The Conservation Committee is one of the main focuses of energy for CNMAS. We involve ourselves in conservation, restoration and community projects as well as letter writing and political activism.  We are an outlet for the environmentally concerned in Central New Mexico and we invite anyone who is passionate about environmental issue to join us in helping to make our community a better place for nature! Contact Conservation Committee Chair to learn how you can help.

Our Projects

The Conservation Committee has many talented and passionate individuals leading a multitude of different projects. Below you will find short summaries of our projects along with a link to a more detailed project page. Scroll through to see what we are doing to help conserve our wildlife.


 Click on a tab to find out more



Check out The Rosy-Finch Project page for more details.



Brown-capped Rosy-Finch banded at the Sandia Crest

The Sandia Crest outside of Albuquerque is HQ for The Rosy-Finch Project. Run by local non-profit Rio Grande Bird Research and headed up by some of our very own CNMAS members, this project is one of a kind. The project was started in 2002 by then teen birders Raymond VanBuskirk and Ryan Beaulieu to study site fidelity of wintering Rosy-Finches in the Sandia Mountains. Over 10 years later, the project has grown into a multifaceted ecology study of Rosy-Finches in New Mexico and beyond. Today the team carries on this research in the memory of Ryan who passed away in a tragic car accident in 2005. They do it for the birds and for Ryan, whose memorial plaque hangs over the deck where the Rosy-Finches are banded. CNMAS is proud to support the Rosy-Finch project as one of our flagship conservation projects. We support the Rosy-Finches in any way we can.

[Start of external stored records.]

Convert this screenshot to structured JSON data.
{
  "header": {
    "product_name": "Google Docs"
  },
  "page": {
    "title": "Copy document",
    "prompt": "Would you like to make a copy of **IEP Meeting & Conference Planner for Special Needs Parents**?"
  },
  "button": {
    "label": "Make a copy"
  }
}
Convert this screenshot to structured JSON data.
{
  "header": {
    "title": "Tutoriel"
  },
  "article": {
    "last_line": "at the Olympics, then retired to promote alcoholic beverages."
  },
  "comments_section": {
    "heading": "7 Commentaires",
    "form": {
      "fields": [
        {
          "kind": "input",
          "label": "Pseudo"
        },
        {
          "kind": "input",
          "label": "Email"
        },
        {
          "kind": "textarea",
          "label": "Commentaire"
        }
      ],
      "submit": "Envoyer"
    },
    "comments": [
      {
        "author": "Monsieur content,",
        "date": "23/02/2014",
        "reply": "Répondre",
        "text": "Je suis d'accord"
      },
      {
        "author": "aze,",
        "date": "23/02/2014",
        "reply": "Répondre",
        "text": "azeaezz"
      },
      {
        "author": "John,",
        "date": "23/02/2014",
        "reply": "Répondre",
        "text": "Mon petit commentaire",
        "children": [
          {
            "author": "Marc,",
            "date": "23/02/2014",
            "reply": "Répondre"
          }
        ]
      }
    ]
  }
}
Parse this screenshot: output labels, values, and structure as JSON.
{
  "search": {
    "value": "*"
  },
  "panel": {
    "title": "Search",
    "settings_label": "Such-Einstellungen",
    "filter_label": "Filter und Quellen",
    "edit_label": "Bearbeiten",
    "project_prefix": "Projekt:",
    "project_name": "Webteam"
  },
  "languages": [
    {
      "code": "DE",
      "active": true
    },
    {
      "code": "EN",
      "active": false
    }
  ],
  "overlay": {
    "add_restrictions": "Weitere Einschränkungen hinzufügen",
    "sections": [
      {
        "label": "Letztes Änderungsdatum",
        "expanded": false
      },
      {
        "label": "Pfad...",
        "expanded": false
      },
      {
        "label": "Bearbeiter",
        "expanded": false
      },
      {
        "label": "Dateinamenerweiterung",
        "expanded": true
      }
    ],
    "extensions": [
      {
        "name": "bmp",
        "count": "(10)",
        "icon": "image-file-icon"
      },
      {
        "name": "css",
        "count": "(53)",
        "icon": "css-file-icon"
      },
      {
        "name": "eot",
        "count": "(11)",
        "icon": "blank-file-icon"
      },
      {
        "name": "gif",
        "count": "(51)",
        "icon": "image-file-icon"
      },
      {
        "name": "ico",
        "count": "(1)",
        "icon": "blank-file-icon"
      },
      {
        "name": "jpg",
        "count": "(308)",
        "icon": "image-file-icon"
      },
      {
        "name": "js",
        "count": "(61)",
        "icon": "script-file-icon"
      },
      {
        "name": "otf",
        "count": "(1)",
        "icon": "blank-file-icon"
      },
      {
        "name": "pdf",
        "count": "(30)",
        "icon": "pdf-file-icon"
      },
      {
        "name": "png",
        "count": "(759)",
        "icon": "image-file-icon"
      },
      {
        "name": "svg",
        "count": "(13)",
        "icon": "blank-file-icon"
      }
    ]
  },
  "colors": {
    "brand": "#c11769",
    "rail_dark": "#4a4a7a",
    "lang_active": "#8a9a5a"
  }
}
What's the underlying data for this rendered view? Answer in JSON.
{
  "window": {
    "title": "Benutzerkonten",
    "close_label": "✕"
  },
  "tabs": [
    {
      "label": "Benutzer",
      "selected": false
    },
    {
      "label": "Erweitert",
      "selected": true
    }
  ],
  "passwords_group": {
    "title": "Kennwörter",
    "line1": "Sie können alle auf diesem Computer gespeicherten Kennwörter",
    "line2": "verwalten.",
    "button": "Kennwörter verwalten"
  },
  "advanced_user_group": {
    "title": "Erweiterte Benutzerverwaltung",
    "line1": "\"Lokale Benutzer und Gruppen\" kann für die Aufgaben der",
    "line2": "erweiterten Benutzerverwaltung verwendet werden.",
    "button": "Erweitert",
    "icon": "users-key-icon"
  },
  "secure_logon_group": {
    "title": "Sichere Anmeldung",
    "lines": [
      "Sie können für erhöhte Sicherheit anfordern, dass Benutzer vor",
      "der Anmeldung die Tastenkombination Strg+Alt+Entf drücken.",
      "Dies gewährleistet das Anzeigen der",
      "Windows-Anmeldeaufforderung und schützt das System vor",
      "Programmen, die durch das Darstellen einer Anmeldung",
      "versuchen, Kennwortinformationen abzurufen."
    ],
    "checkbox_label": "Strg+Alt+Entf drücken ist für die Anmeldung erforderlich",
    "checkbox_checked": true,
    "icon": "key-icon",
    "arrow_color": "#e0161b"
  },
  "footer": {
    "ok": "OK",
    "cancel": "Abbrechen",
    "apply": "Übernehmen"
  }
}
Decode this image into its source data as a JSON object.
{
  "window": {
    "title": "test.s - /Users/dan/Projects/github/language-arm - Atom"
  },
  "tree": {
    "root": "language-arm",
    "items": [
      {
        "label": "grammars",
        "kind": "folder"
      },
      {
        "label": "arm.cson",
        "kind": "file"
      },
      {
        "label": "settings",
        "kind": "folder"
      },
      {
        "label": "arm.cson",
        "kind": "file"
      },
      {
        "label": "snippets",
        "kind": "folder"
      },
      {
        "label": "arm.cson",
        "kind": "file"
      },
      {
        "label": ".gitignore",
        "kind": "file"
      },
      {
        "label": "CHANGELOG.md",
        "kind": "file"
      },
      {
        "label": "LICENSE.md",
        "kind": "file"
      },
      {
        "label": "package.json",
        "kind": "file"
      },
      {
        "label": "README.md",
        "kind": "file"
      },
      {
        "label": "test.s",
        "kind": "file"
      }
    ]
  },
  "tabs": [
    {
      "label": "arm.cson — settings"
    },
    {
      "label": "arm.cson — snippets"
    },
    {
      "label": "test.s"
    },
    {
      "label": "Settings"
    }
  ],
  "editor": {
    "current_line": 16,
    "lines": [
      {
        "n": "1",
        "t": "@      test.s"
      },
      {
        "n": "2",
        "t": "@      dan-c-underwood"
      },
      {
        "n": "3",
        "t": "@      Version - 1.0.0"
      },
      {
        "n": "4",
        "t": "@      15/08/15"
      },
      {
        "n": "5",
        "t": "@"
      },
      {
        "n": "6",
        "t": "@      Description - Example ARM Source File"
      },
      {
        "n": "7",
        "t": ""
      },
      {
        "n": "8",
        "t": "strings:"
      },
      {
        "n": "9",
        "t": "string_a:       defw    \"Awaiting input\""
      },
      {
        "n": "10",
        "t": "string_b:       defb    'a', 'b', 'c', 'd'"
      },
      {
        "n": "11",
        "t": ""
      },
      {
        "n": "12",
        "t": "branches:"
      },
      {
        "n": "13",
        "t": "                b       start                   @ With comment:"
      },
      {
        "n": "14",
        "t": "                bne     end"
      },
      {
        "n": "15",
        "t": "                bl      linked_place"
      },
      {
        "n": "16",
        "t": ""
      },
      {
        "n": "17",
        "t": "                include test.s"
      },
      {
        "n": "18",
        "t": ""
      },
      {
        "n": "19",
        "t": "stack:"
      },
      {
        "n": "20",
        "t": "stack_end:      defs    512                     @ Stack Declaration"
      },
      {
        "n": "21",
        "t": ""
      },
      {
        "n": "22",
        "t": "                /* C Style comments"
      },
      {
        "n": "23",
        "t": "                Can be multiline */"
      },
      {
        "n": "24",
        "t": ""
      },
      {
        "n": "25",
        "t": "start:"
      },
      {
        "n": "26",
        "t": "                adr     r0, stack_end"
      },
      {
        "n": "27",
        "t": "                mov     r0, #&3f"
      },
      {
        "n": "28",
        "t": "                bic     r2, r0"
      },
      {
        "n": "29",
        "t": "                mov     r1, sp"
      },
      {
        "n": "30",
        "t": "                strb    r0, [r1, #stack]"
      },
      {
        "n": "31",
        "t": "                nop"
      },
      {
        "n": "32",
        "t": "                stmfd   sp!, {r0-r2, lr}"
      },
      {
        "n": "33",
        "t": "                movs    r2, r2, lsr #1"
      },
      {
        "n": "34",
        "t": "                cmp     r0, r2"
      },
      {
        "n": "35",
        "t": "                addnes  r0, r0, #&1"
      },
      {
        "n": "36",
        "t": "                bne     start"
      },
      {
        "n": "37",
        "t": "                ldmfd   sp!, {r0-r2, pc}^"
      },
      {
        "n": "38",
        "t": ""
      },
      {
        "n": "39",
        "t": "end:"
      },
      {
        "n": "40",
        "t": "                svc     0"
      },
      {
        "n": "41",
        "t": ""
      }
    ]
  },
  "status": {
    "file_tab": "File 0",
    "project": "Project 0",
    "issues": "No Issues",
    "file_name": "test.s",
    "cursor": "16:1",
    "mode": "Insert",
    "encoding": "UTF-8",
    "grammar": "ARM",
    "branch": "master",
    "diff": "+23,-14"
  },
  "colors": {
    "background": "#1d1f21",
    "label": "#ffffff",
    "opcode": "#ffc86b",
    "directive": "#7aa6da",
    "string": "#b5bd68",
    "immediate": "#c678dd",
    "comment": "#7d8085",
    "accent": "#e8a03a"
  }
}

The CNMAS Cats Indoors Campaign 


For more information visit Cats Indoors Campaign

Para más información visite La Campana Gatos Adentro!



Albuquerque is nationally recognized as a leader in protecting and restoring urban wildlife habitat, but those efforts are severely undermined by the proliferation of domestic cats across our landscape. Cat predation is especially devastating on fragmented landscapes where birds already have severely limited opportunities to feed, rest, and breed. Cats are an introduced, domesticated species and have been able to establish themselves at densities that dwarf all other similarly sized predators combined. Unlike native predator species domestic cats will continue to hunt regardless of whether they are well fed or not.  CNMAS has adopted the guidelines offered by the American Bird Conservancy on conducting a “Cats Indoors” campaign. 

The Belen Marsh


Please see the Belen Marsh page for more details.



Black-necked Stilt Breeding at the Belen Marsh

The Belen Marsh is a 16.5 acre wetland in the heart of Belen and Valencia County. The Marsh provides critical habitat to breeding and migrating waterbirds, a habitat that is fast disappearing in New Mexico. In fact, this is the only wetland of it’s kind left in Belen and one of a precious few in all of Valencia County! The Belen Marsh Committee was created by concerned citizens in Belen and Central New Mexico to help protect this gem and save the wildlife that inhabits this small but critical bit of land. Central New Mexico is invested in the continuing protection and proper management of this property as a vital stopover for migrating birds as well as a breeding site for many species of concern.

Window Collisions


Please see the Window Collisions page for more information


Windows Can Be Deadly For Birds.

Ornithologists estimate that up to 100 million birds are killed each year by collisions with windows. These collisions usually involve small songbirds, such as finches, that may fall unnoticed to the ground. Sometimes the birds are merely stunned and recover in a few moments. Often, though, window hits lead to severe internal injuries and death.

Second Annual Window Strike Survey

Click on the following link to read the latest Albuquerque Urban Bird Treaty report and plans for the 2016 Fall Migration Window Strike Survey. – Albuquerque Urban Bird Treaty Report